There has been considerable attention on the paper released by Solomon Hsiang and Nitin Sekar on the National Bureau of Economic Research (NBER) website that claims that the sale of ivory to China in 2008 is the cause of the increase in illegal killing of elephants and demand for ivory.
I looked at this paper with interest because I, along with others, have thought hard about how or whether you can infer the cause of observed increases in demand for ivory. It is also an emotive and controversial topic and this means that it is important to get any analysis right. After serious consideration of this paper and discussion with Bob Burn (a co-author on papers [1,2] we have written that analyse the same data that they use here) we think that both their analyses and their logic for linking what they observe to the sale of ivory to China are flawed.
The authors sent me a copy of the paper when they released it on the NBER website and asked for comments (they note that it is also with a journal to be peer reviewed – to be clear I am not involved in this peer review – but given the renewed proposals for legal sales of ivory for the coming CITES CoP, they felt it important that their manuscript become public early enough to be part of the policy discussion on this issue). The details of my reply to the authors can be found here and I summarise some of my key points below.
Most of the analysis they present uses data from the Monitoring Illegal Killing of Elephants (MIKE) program. The data are the number of elephant carcasses found each year at a number of different MIKE sites across Africa and Asia and the proportion of these carcasses that were illegally killed – this proportion is called PIKE (Proportion of Illegally Killed Elephants). Because PIKE are proportions they are constrained to be between zero and one.
To illustrate their argument the authors plot a number of points showing average PIKE and a clear step change in the value of PIKE between 2007 and 2008. But the points in the graph are not raw data but model outputs. And the model they have used is wrong. For example, although PIKE is constrained to be between zero and one their model does not constrain these values to be between zero and one. They give many reasons for doing this including that to model the data correctly is complex, they wish to choose simplicity over complexity, and if they were to use more complex methods they would need to throw away 32.1% of the data.
Methods for analysing proportions, Generalised Linear Models (GLMs), are taught at undergraduate level on statistics courses. GLMs are actually quite intuitive, widely used and understood and not really all that complex.
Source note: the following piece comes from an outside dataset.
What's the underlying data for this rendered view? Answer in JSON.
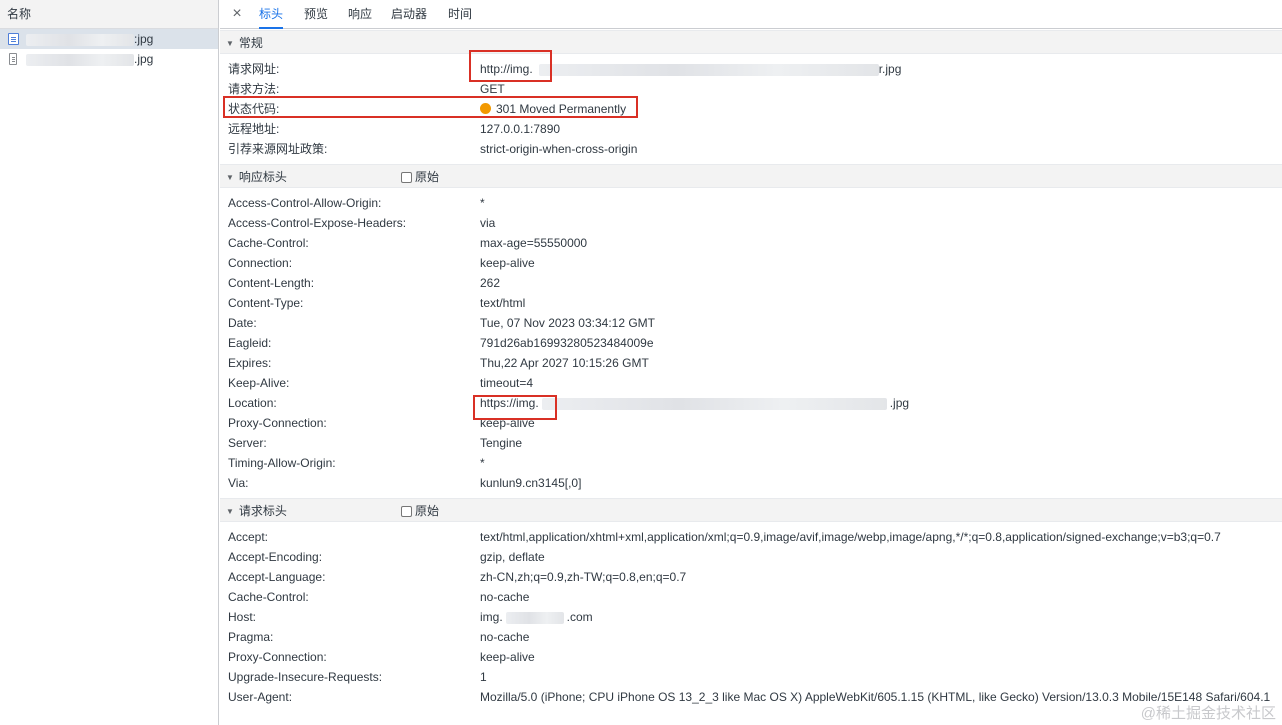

The authors have misunderstood the methods because you do not need to throw away 32.1% of the data – all of the data can be used. I explain what I think their misunderstanding is in my detailed response. Furthermore, it is not OK to use the simplest of methods if they are wrong and it is clearly preferable to use more complex methods if that is what is needed to correctly represent the data.
The consequences of not modelling the data correctly are that their results could be wrong and it is difficult to know how wrong it is.
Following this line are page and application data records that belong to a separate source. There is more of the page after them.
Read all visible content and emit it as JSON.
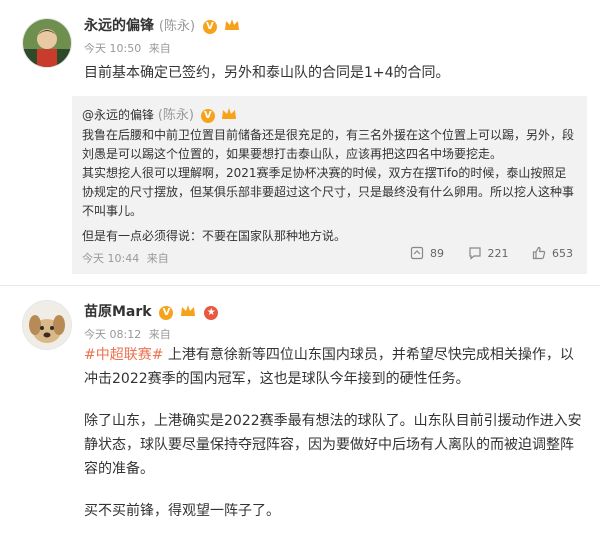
{
  "post1": {
    "username": "永远的偏锋",
    "alias": "(陈永)",
    "meta": {
      "time": "今天 10:50",
      "source": "来自"
    },
    "text": "目前基本确定已签约，另外和泰山队的合同是1+4的合同。",
    "quote": {
      "username": "@永远的偏锋",
      "alias": "(陈永)",
      "paragraphs": [
        "我鲁在后腰和中前卫位置目前储备还是很充足的，有三名外援在这个位置上可以踢，另外，段刘愚是可以踢这个位置的，如果要想打击泰山队，应该再把这四名中场要挖走。",
        "其实想挖人很可以理解啊，2021赛季足协杯决赛的时候，双方在摆Tifo的时候，泰山按照足协规定的尺寸摆放，但某俱乐部非要超过这个尺寸，只是最终没有什么卵用。所以挖人这种事不叫事儿。",
        "但是有一点必须得说：不要在国家队那种地方说。"
      ],
      "meta": {
        "time": "今天 10:44",
        "source": "来自"
      },
      "stats": {
        "reposts": "89",
        "comments": "221",
        "likes": "653"
      }
    }
  },
  "post2": {
    "username": "苗原Mark",
    "meta": {
      "time": "今天 08:12",
      "source": "来自"
    },
    "hashtag": "#中超联赛#",
    "paragraph1": " 上港有意徐新等四位山东国内球员，并希望尽快完成相关操作，以冲击2022赛季的国内冠军，这也是球队今年接到的硬性任务。",
    "paragraph2": "除了山东，上港确实是2022赛季最有想法的球队了。山东队目前引援动作进入安静状态，球队要尽量保持夺冠阵容，因为要做好中后场有人离队的而被迫调整阵容的准备。",
    "paragraph3": "买不买前锋，得观望一阵子了。"
  },
  "colors": {
    "hashtag": "#eb7350",
    "vip_badge": "#f7a21b",
    "quote_bg": "#f2f2f2"
  }
}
Their argument is that in their modelling they tested whether there was evidence of a step change, or discontinuity, in the PIKE data in 2008. That is estimates of PIKE prior to the sale (up to 2007) are significantly lower than estimates of PIKE after the sale (from 2008 onwards) They say that their model shows that estimates of PIKE from 2003 to 2007 were significantly lower than estimates of PIKE from 2008 onwards.
The authors then look for a similar discontinuity in a number of variables they have selected to measure Chinese influence and presence in elephant range states. They consider these to be other potential drivers of the trade. They don’t find the same discontinuity in these variables between 2007 and 2008. Their conclusion is that if these drivers don’t show the step change then as everything else remained constant then the only explanation for the step change is the legal sale of ivory.
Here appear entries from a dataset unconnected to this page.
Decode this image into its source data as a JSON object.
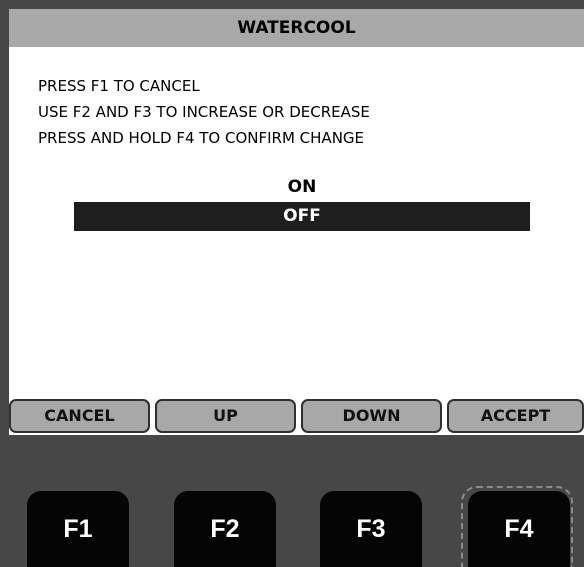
{
  "screen": {
    "title": "WATERCOOL",
    "instructions": [
      "PRESS F1 TO CANCEL",
      "USE F2 AND F3 TO INCREASE OR DECREASE",
      "PRESS AND HOLD F4 TO CONFIRM CHANGE"
    ],
    "options": [
      {
        "label": "ON",
        "selected": false
      },
      {
        "label": "OFF",
        "selected": true
      }
    ]
  },
  "softkeys": [
    {
      "label": "CANCEL"
    },
    {
      "label": "UP"
    },
    {
      "label": "DOWN"
    },
    {
      "label": "ACCEPT"
    }
  ],
  "function_keys": [
    {
      "label": "F1"
    },
    {
      "label": "F2"
    },
    {
      "label": "F3"
    },
    {
      "label": "F4",
      "focused": true
    }
  ],
  "colors": {
    "bezel": "#474747",
    "title_bar": "#a8a8a8",
    "selected_row": "#1e1e1e",
    "key": "#050505"
  }
}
There are many things wrong with this, even if we were to ignore the fact that their models are not correct. In the paper they do not:
- provide an explanation as to their choice of potential drivers that they test
- discuss the global financial crisis of 2008. Could this also be a reason why the discontinuity is observed?
- talk about trends in the trade of other illegal wildlife products such as rhino horn and pangolin. These have also increased over the last few years and there have not been legal sales in these products.
- consider trade in other goods that might play a similar role to ivory within China. How has demand in these changed over the same time period? In which case how does this match with the demand for ivory?
- compared their models to a model which allows an increasing nonlinear trend in PIKE rather than a step change
The argument they use that a similar step change is not observed in their other potential drivers might work for a simple situation. But the illegal ivory trade is complex and dynamic with many different drivers operating on different spatial and temporal scales all along the trade chain. It is more likely that if the sale has had an effect it contributes to the increase in demand rather than being the sole reason for an increase in demand. Any analysis should therefore look at relative contribution of different drivers and how they describe changes in PIKE by modelling it in one comprehensive model.
Further criticisms of their approach and their modelling can be found here. To be clear, I am not commenting one way or the other about whether the sale of ivory is the, or one, reason for the illegal ivory trade. My concern is that this analysis and the conclusions it draws is flawed and should not be used to guide future policy on elephants.